## [Stored items]
= Beginning of Section =

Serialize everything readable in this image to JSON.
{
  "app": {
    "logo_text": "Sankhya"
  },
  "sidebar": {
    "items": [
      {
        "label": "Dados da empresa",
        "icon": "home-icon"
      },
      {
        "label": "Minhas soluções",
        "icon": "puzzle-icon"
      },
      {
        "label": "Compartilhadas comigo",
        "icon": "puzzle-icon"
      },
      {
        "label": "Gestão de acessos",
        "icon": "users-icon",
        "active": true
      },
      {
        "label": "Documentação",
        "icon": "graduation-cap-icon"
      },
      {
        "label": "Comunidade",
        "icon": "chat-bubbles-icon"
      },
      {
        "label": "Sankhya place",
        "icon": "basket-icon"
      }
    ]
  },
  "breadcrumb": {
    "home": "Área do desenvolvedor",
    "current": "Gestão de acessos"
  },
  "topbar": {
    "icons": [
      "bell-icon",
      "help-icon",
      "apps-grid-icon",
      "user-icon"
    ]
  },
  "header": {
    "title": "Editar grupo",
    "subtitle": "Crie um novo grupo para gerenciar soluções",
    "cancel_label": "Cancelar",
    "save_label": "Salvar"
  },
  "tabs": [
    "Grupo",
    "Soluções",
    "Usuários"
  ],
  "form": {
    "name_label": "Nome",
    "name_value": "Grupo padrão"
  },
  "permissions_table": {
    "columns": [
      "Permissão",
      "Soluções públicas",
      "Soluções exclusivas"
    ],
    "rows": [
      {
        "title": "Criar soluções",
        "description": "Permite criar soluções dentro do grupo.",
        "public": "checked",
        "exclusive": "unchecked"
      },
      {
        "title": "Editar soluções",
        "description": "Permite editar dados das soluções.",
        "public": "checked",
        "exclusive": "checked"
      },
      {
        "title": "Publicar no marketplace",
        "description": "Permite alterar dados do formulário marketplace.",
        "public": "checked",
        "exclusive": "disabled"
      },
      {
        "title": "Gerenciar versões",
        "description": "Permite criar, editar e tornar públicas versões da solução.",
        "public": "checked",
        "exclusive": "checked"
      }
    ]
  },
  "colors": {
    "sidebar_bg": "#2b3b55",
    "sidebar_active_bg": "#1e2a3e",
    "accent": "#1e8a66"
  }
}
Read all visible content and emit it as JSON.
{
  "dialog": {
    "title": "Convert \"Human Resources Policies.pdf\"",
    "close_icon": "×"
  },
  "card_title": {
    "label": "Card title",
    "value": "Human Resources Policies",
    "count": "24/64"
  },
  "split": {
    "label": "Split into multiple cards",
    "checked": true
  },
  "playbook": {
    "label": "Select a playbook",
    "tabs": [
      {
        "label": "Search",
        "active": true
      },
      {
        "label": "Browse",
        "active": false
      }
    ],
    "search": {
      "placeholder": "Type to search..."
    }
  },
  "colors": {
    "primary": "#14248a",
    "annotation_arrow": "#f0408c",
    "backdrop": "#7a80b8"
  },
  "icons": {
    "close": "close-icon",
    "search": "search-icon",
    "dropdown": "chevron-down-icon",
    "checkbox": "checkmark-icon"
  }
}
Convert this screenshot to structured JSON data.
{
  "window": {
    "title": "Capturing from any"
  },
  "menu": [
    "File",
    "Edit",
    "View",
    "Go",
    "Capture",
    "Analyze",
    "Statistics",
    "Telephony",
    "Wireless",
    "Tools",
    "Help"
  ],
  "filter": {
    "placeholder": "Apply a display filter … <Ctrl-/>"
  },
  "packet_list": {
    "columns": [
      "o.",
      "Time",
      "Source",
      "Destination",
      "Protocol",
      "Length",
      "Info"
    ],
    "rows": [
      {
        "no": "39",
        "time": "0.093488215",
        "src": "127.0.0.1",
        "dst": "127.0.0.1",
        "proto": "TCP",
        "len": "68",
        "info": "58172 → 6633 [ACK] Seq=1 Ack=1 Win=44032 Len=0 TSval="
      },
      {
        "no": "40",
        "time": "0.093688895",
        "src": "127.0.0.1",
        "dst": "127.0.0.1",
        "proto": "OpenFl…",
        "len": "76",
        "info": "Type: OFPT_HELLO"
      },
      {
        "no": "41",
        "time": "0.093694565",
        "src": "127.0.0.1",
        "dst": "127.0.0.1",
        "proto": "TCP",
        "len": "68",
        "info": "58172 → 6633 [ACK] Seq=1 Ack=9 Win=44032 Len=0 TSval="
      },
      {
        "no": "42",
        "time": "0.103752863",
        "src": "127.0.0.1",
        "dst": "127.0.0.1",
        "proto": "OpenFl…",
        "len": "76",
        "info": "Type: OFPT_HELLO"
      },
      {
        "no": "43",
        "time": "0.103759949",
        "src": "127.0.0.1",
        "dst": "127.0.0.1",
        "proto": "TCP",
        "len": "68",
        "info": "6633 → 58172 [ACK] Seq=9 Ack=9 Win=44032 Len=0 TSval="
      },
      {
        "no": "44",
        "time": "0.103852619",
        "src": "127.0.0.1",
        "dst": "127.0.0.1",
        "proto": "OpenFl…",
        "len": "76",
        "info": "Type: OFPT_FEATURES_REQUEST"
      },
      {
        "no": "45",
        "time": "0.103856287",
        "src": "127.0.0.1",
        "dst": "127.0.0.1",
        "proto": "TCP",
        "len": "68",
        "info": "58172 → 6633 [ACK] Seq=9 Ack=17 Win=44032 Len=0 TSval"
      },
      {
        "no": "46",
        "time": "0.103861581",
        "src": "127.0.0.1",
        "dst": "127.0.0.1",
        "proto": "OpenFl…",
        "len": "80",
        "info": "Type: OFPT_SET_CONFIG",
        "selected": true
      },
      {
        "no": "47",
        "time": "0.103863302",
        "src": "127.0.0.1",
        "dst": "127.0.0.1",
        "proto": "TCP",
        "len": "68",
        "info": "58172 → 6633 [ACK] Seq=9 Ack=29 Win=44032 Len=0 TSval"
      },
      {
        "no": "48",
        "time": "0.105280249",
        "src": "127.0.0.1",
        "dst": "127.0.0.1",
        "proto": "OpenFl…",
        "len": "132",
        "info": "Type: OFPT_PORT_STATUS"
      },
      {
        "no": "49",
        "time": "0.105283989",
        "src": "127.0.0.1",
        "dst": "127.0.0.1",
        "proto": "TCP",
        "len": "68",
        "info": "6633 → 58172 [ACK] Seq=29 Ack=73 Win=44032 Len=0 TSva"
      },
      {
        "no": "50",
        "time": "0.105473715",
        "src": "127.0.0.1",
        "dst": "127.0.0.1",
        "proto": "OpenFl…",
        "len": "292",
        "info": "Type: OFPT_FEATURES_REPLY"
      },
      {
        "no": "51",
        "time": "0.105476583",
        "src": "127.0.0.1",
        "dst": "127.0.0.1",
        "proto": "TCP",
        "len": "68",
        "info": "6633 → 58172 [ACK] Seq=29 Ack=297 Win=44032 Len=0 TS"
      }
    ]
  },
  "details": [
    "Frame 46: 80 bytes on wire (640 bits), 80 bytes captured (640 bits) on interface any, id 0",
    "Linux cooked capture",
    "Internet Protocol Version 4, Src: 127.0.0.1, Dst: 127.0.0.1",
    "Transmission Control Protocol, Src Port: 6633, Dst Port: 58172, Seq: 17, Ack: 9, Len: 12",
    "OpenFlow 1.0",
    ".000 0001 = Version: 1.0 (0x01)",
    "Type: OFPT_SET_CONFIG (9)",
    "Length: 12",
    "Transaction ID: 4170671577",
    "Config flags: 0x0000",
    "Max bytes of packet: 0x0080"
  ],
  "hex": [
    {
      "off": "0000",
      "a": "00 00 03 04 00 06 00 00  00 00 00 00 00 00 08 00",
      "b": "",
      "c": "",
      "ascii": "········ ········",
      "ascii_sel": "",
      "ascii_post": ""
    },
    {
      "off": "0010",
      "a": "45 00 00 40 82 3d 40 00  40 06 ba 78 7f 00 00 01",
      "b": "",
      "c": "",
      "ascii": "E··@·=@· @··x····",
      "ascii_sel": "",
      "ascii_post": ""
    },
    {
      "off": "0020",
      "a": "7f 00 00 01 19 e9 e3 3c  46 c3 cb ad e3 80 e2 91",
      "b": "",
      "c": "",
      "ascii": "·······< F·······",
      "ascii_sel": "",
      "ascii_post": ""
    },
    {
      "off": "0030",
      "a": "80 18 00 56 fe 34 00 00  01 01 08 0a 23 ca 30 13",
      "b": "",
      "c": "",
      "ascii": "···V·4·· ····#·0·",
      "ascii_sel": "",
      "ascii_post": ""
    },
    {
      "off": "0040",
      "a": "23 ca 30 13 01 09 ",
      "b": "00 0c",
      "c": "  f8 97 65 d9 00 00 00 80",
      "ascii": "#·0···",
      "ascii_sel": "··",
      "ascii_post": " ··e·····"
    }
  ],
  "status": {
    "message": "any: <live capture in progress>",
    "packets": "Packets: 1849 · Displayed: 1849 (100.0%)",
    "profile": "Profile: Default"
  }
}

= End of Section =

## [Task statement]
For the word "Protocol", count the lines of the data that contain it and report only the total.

## [Response to the exercise]
3